Was it really eight years ago that Virginia was in the news with the horrible campus shooting at Virginia Tech? I cringed as I sat glued to the news stations that day the same way I flinched and grimaced yesterday every time they ran the story of another Virginia shooting. I felt sadness for the victims and the long lives they were denied by a few seconds of hatred from a deranged co-worker. I felt the shock the parents and partners of these victims started their day off with this morning. And the poor lady lying today in a hospital, wounded by a coward who shot her in the back. I am appalled and angry as you probably are, too. But we will recover. It’s the people close to these victims whose lives changed forever in the split second of a gunshot that my heart breaks for. They will never recover.
This is not the Virginia I grew up in. That Virginia had a beautiful image.

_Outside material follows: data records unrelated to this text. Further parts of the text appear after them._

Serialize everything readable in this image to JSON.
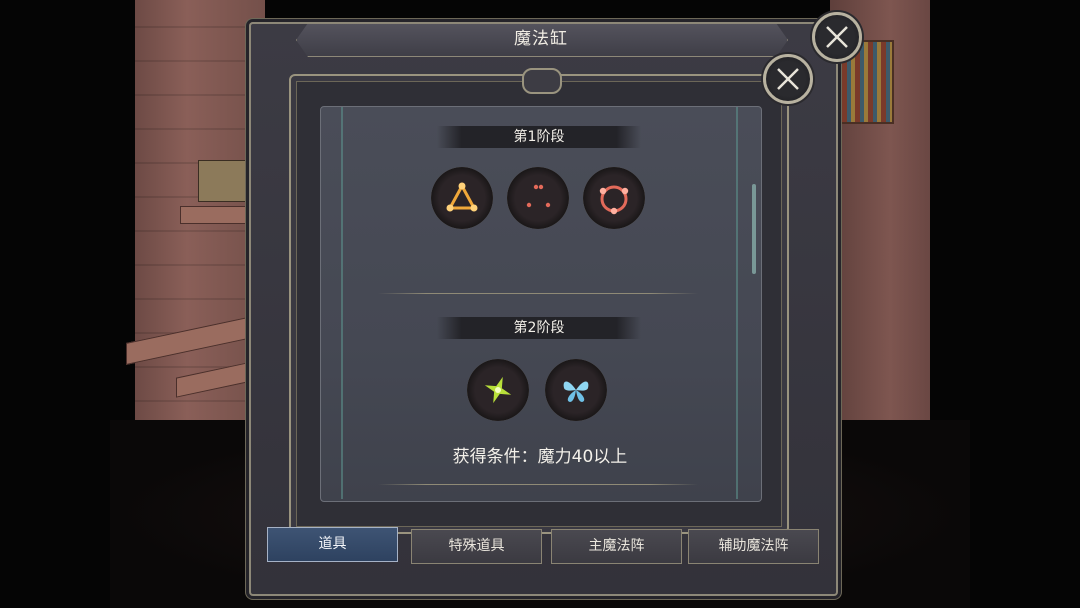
{
  "window": {
    "title": "魔法缸"
  },
  "stages": [
    {
      "header": "第1阶段",
      "icons": [
        "triangle-circuit-icon",
        "dots-circle-icon",
        "ring-nodes-icon"
      ]
    },
    {
      "header": "第2阶段",
      "icons": [
        "green-star-icon",
        "blue-butterfly-icon"
      ],
      "condition": "获得条件：魔力40以上"
    }
  ],
  "tabs": [
    {
      "label": "道具",
      "active": true
    },
    {
      "label": "特殊道具",
      "active": false
    },
    {
      "label": "主魔法阵",
      "active": false
    },
    {
      "label": "辅助魔法阵",
      "active": false
    }
  ],
  "colors": {
    "panel": "#33323a",
    "content": "#4a4d58",
    "active_tab": "#2e4260",
    "border_gold": "#9a947f",
    "rune_orange": "#f0a83a",
    "rune_red": "#e36a5a",
    "rune_green": "#b8e03a",
    "rune_blue": "#8fd6f2"
  }
}
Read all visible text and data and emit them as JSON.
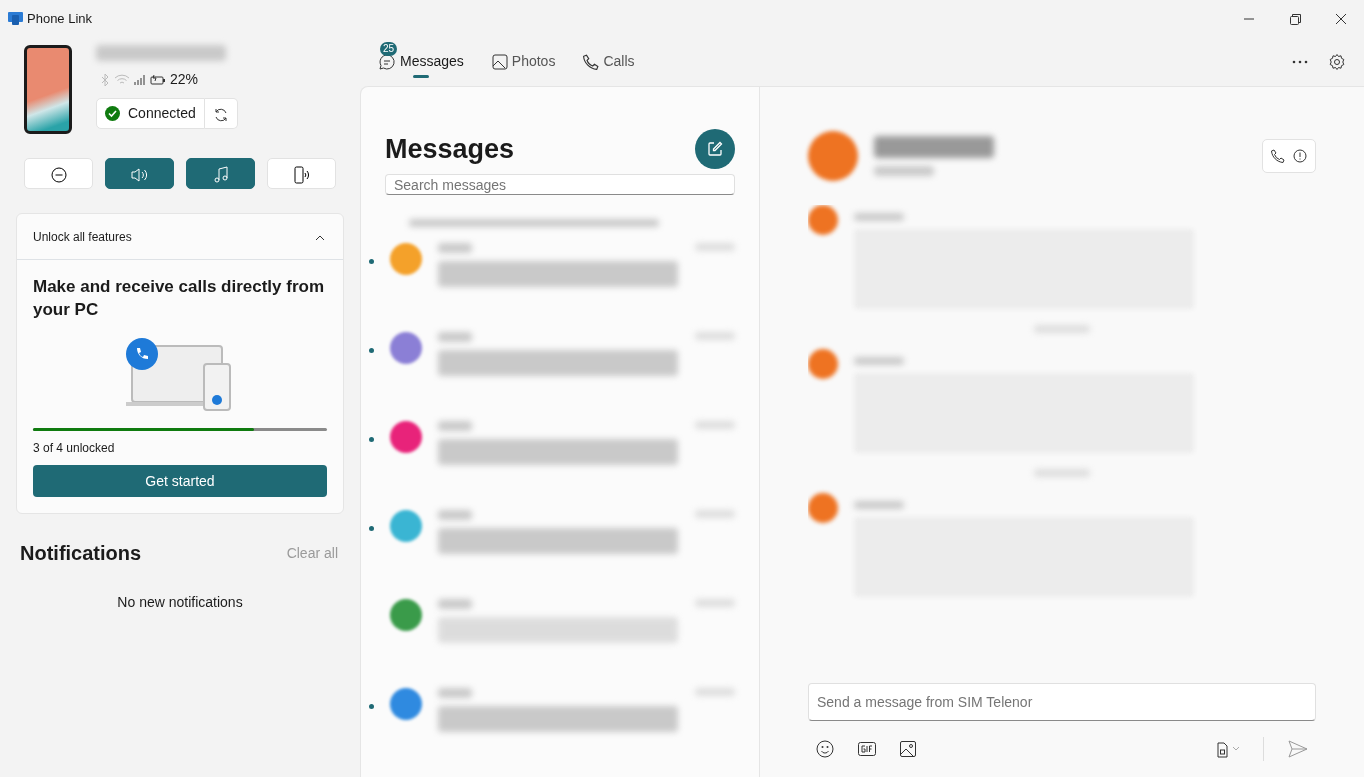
{
  "window": {
    "title": "Phone Link"
  },
  "device": {
    "battery": "22%",
    "status": "Connected"
  },
  "quick_actions": [
    {
      "kind": "dnd",
      "on": false
    },
    {
      "kind": "volume",
      "on": true
    },
    {
      "kind": "music",
      "on": true
    },
    {
      "kind": "phone-audio",
      "on": false
    }
  ],
  "feature_card": {
    "header": "Unlock all features",
    "expanded": true,
    "title": "Make and receive calls directly from your PC",
    "level": 0.75,
    "progress_text": "3 of 4 unlocked",
    "button": "Get started"
  },
  "notifications": {
    "title": "Notifications",
    "clear": "Clear all",
    "empty": "No new notifications"
  },
  "tabs": [
    {
      "label": "Messages",
      "badge": "25",
      "kind": "messages",
      "selected": true
    },
    {
      "label": "Photos",
      "kind": "photos",
      "selected": false
    },
    {
      "label": "Calls",
      "kind": "calls",
      "selected": false
    }
  ],
  "messages": {
    "title": "Messages",
    "search": {
      "placeholder": "Search messages"
    },
    "conversations": [
      {
        "color": "#f4a12a",
        "unread": true
      },
      {
        "color": "#8b7fd6",
        "unread": true
      },
      {
        "color": "#e8237a",
        "unread": true
      },
      {
        "color": "#3ab5d3",
        "unread": true
      },
      {
        "color": "#3a9b4a",
        "unread": false
      },
      {
        "color": "#2f8ae0",
        "unread": true
      }
    ]
  },
  "composer": {
    "placeholder": "Send a message from SIM Telenor"
  }
}
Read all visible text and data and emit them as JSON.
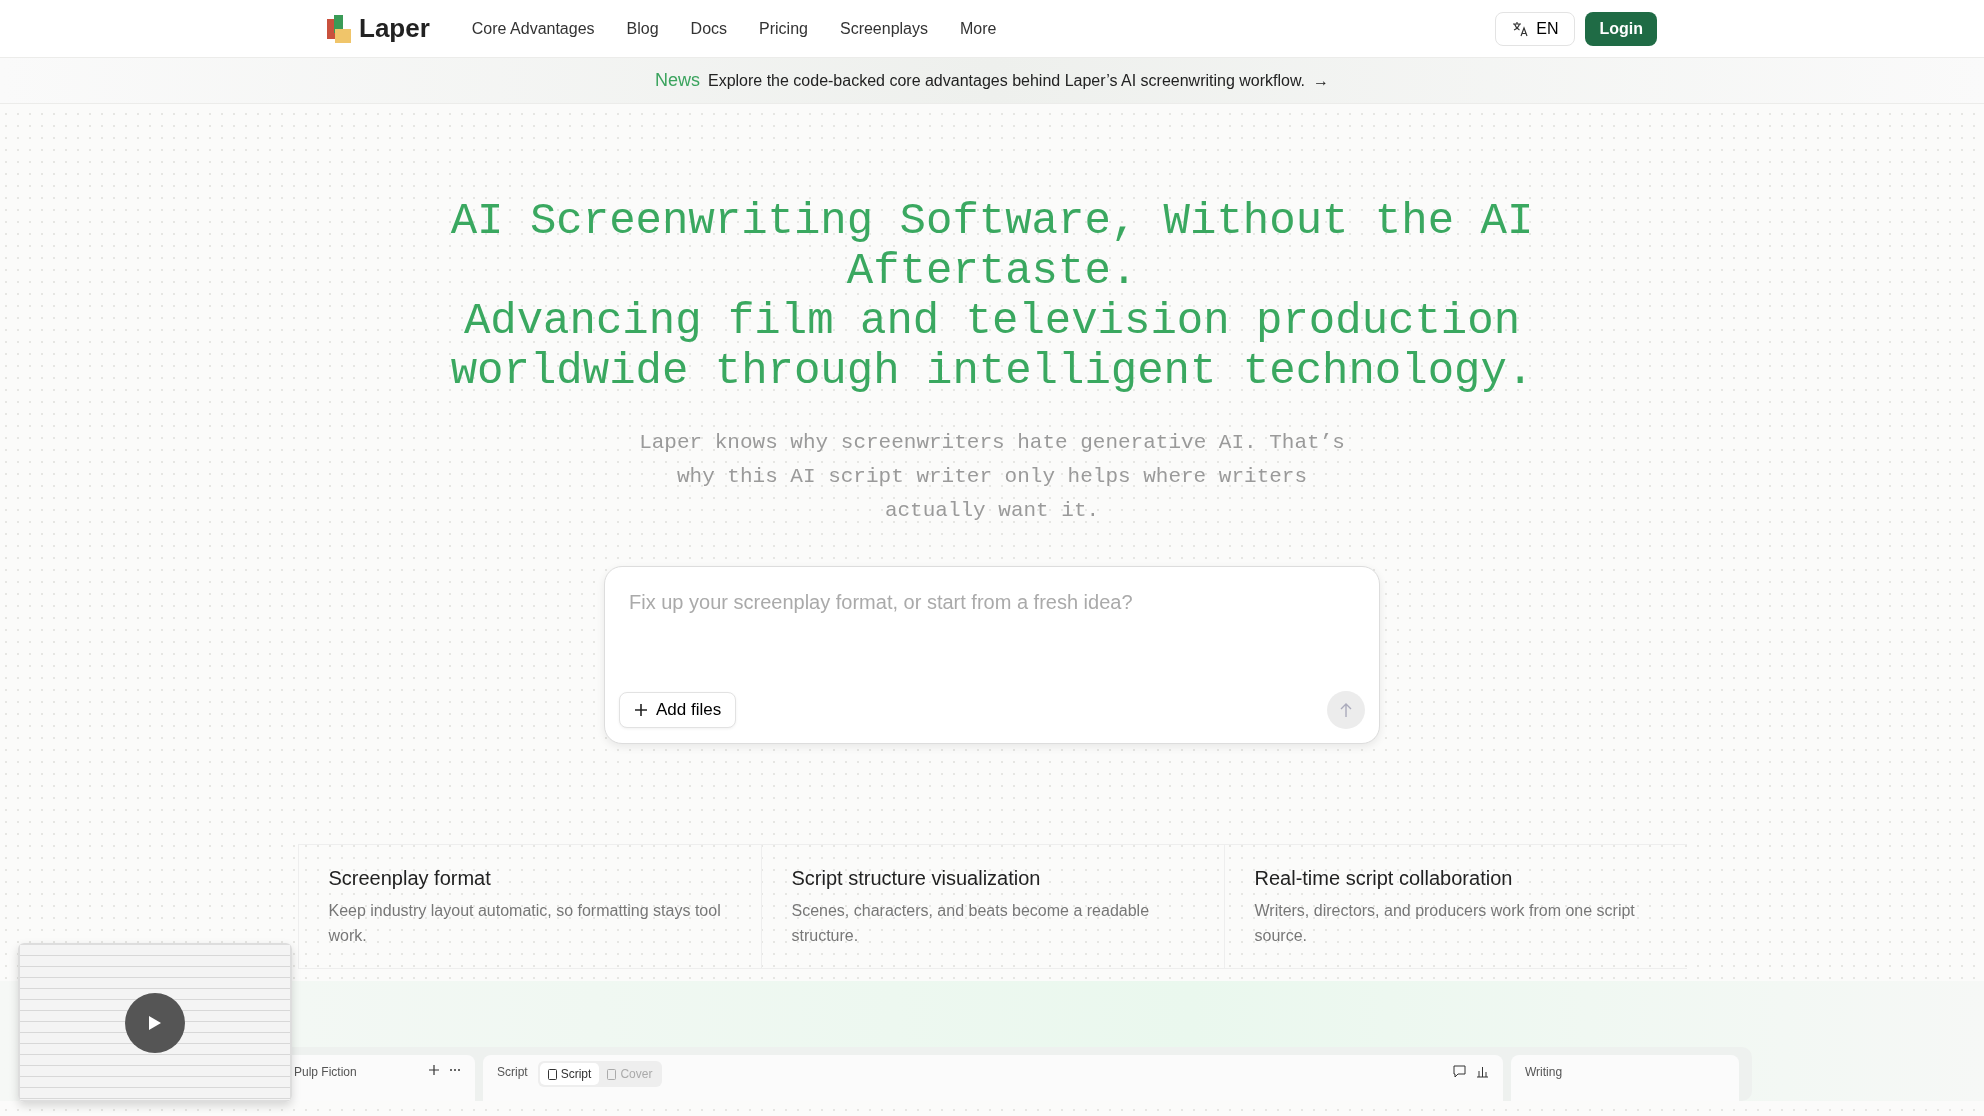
{
  "nav": {
    "logo": "Laper",
    "links": [
      "Core Advantages",
      "Blog",
      "Docs",
      "Pricing",
      "Screenplays",
      "More"
    ],
    "language": "EN",
    "login": "Login"
  },
  "news": {
    "tag": "News",
    "text": "Explore the code-backed core advantages behind Laper’s AI screenwriting workflow.",
    "arrow": "→"
  },
  "hero": {
    "title_lines": [
      "AI Screenwriting Software, Without the AI Aftertaste.",
      "Advancing film and television production worldwide through intelligent technology."
    ],
    "subtitle": "Laper knows why screenwriters hate generative AI. That’s why this AI script writer only helps where writers actually want it."
  },
  "prompt": {
    "placeholder": "Fix up your screenplay format, or start from a fresh idea?",
    "add_files": "Add files"
  },
  "features": [
    {
      "title": "Screenplay format",
      "description": "Keep industry layout automatic, so formatting stays tool work."
    },
    {
      "title": "Script structure visualization",
      "description": "Scenes, characters, and beats become a readable structure."
    },
    {
      "title": "Real-time script collaboration",
      "description": "Writers, directors, and producers work from one script source."
    }
  ],
  "app_preview": {
    "files_panel": {
      "title": "Pulp Fiction"
    },
    "script_panel": {
      "title": "Script",
      "tabs": [
        {
          "label": "Script",
          "selected": true
        },
        {
          "label": "Cover",
          "selected": false
        }
      ]
    },
    "writing_panel": {
      "title": "Writing"
    }
  }
}
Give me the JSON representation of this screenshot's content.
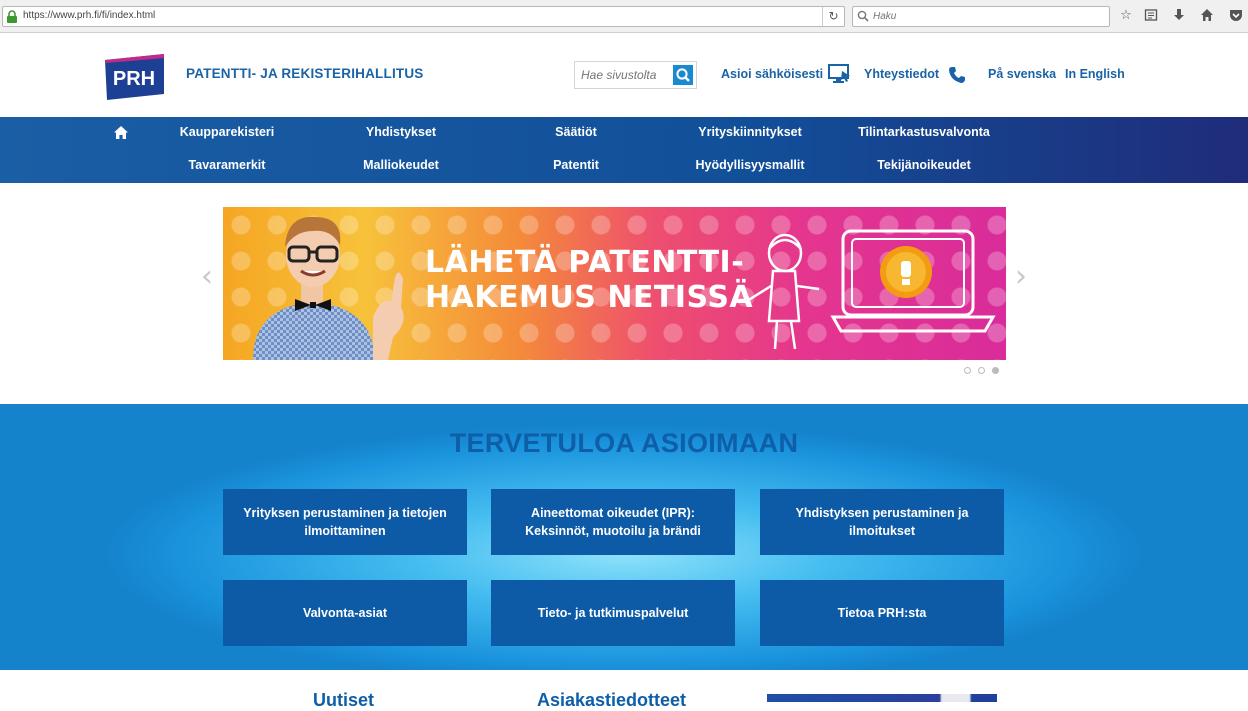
{
  "browser": {
    "url": "https://www.prh.fi/fi/index.html",
    "search_placeholder": "Haku",
    "icons": [
      "lock-icon",
      "reload-icon",
      "search-icon",
      "bookmark-star-icon",
      "reading-list-icon",
      "download-icon",
      "home-icon",
      "pocket-icon"
    ]
  },
  "header": {
    "logo_text": "PRH",
    "site_name": "PATENTTI- JA REKISTERIHALLITUS",
    "search_placeholder": "Hae sivustolta",
    "links": {
      "eservice": "Asioi sähköisesti",
      "contact": "Yhteystiedot",
      "swedish": "På svenska",
      "english": "In English"
    }
  },
  "nav": {
    "row1": [
      "Kaupparekisteri",
      "Yhdistykset",
      "Säätiöt",
      "Yrityskiinnitykset",
      "Tilintarkastusvalvonta"
    ],
    "row2": [
      "Tavaramerkit",
      "Malliokeudet",
      "Patentit",
      "Hyödyllisyysmallit",
      "Tekijänoikeudet"
    ]
  },
  "carousel": {
    "line1": "LÄHETÄ PATENTTI-",
    "line2": "HAKEMUS NETISSÄ",
    "slide_count": 3,
    "active_slide": 3
  },
  "welcome": {
    "title": "TERVETULOA ASIOIMAAN",
    "tiles": [
      "Yrityksen perustaminen ja tietojen ilmoittaminen",
      "Aineettomat oikeudet (IPR): Keksinnöt, muotoilu ja brändi",
      "Yhdistyksen perustaminen ja ilmoitukset",
      "Valvonta-asiat",
      "Tieto- ja tutkimuspalvelut",
      "Tietoa PRH:sta"
    ]
  },
  "bottom": {
    "news": "Uutiset",
    "bulletins": "Asiakastiedotteet"
  },
  "colors": {
    "brand_blue": "#1a63a7",
    "nav_blue": "#1a5ea5",
    "tile_blue": "#0d5aa6"
  }
}
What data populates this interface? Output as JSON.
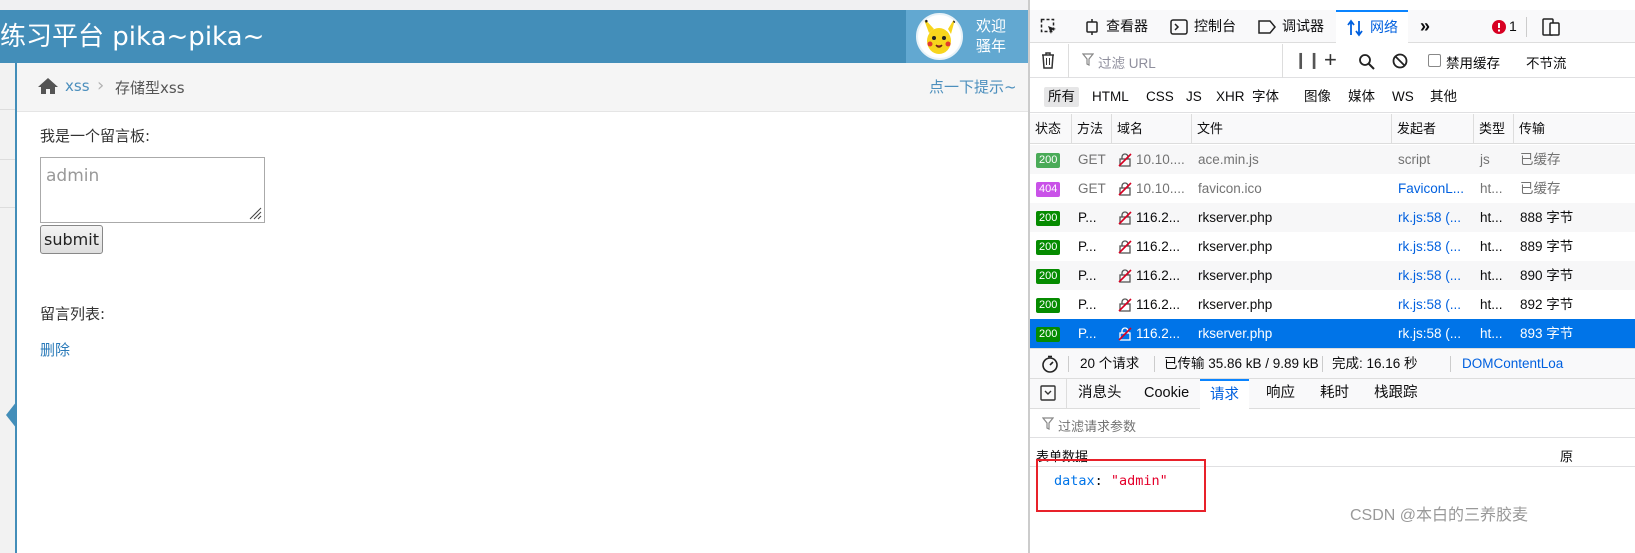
{
  "page": {
    "brand": "练习平台 pika~pika~",
    "welcome_line1": "欢迎",
    "welcome_line2": "骚年",
    "breadcrumb": {
      "parent": "xss",
      "current": "存储型xss"
    },
    "hint": "点一下提示~",
    "board_label": "我是一个留言板:",
    "input_placeholder": "admin",
    "submit_label": "submit",
    "list_label": "留言列表:",
    "delete_label": "删除"
  },
  "devtools": {
    "tabs": {
      "inspector": "查看器",
      "console": "控制台",
      "debugger": "调试器",
      "network": "网络"
    },
    "error_count": "1",
    "filter_placeholder": "过滤 URL",
    "disable_cache": "禁用缓存",
    "throttle": "不节流",
    "type_filters": [
      "所有",
      "HTML",
      "CSS",
      "JS",
      "XHR",
      "字体",
      "图像",
      "媒体",
      "WS",
      "其他"
    ],
    "columns": [
      "状态",
      "方法",
      "域名",
      "文件",
      "发起者",
      "类型",
      "传输"
    ],
    "requests": [
      {
        "status": "200",
        "status_color": "#4aab58",
        "method": "GET",
        "domain": "10.10....",
        "file": "ace.min.js",
        "initiator": "script",
        "initiator_link": false,
        "type": "js",
        "transfer": "已缓存",
        "muted": true
      },
      {
        "status": "404",
        "status_color": "#c952e8",
        "method": "GET",
        "domain": "10.10....",
        "file": "favicon.ico",
        "initiator": "FaviconL...",
        "initiator_link": true,
        "type": "ht...",
        "transfer": "已缓存",
        "muted": true
      },
      {
        "status": "200",
        "status_color": "#058b00",
        "method": "P...",
        "domain": "116.2...",
        "file": "rkserver.php",
        "initiator": "rk.js:58 (...",
        "initiator_link": true,
        "type": "ht...",
        "transfer": "888 字节",
        "muted": false
      },
      {
        "status": "200",
        "status_color": "#058b00",
        "method": "P...",
        "domain": "116.2...",
        "file": "rkserver.php",
        "initiator": "rk.js:58 (...",
        "initiator_link": true,
        "type": "ht...",
        "transfer": "889 字节",
        "muted": false
      },
      {
        "status": "200",
        "status_color": "#058b00",
        "method": "P...",
        "domain": "116.2...",
        "file": "rkserver.php",
        "initiator": "rk.js:58 (...",
        "initiator_link": true,
        "type": "ht...",
        "transfer": "890 字节",
        "muted": false
      },
      {
        "status": "200",
        "status_color": "#058b00",
        "method": "P...",
        "domain": "116.2...",
        "file": "rkserver.php",
        "initiator": "rk.js:58 (...",
        "initiator_link": true,
        "type": "ht...",
        "transfer": "892 字节",
        "muted": false
      },
      {
        "status": "200",
        "status_color": "#058b00",
        "method": "P...",
        "domain": "116.2...",
        "file": "rkserver.php",
        "initiator": "rk.js:58 (...",
        "initiator_link": true,
        "type": "ht...",
        "transfer": "893 字节",
        "muted": false,
        "selected": true
      }
    ],
    "summary": {
      "requests": "20 个请求",
      "transferred": "已传输 35.86 kB / 9.89 kB",
      "finish": "完成: 16.16 秒",
      "domcontent": "DOMContentLoa"
    },
    "detail_tabs": [
      "消息头",
      "Cookie",
      "请求",
      "响应",
      "耗时",
      "栈跟踪"
    ],
    "param_filter_placeholder": "过滤请求参数",
    "form_data_title": "表单数据",
    "form_data_edge": "原",
    "form_key": "datax",
    "form_value": "\"admin\""
  },
  "watermark": "CSDN @本白的三养胶麦"
}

Magnificent seasons. Abundant history. Our state history was once the United States’ history. Eight Presidents were born here. Our heritage cries of honor and richness of tradition. And yet, that once proud image is tarnished by news days such as these. For the victims, for the families, for our state, I offer prayers of comfort.
We, the Statlers, had a weekly television show on WDBJ, channel 7, back when we were little more than kids singing for our supper anywhere someone would allow. We would drive the 85 miles to Roanoke to the tv studio and record a thirty-minute show that would be played later during the weekend. It was while doing this that we came up with the name of Statler. At the time, we were calling ourselves The Kingsmen. The WDBJ signal carried into North Carolina and we began getting our mail mixed up with the southern gospel group by the same name. That’s when we sat down and had a serious talk with ourselves and invented the Statler Brothers. If not for WDBJ and their direct signal going south, we may have remained local and stagnant, using someone else’s name.
All of the folks who were at the station back then are gone now, but I wanted to share a very inspirational interview that just touched my heart last night. I watched Bill O’Reilly interview the WDBJ station manager, Jeffery Marks. This man looked like a long day of suffering right in the face, but he spoke so firmly and honestly about his situation that I was moved to share it with you. Go find it on the internet and experience the faith and strength that this man exudes. I don’t know him but I’m going to pray for him. And for all those involved in any way. And for America.
Today is my grandson’s birthday and I feel almost guilty looking at him and his young, fresh life. I don’t want him to ever have the worries, concerns and burdens that I feel down deep today. But I know he will. And he, too, will handle it the same way we do. God bless him and all our children and all of those we love.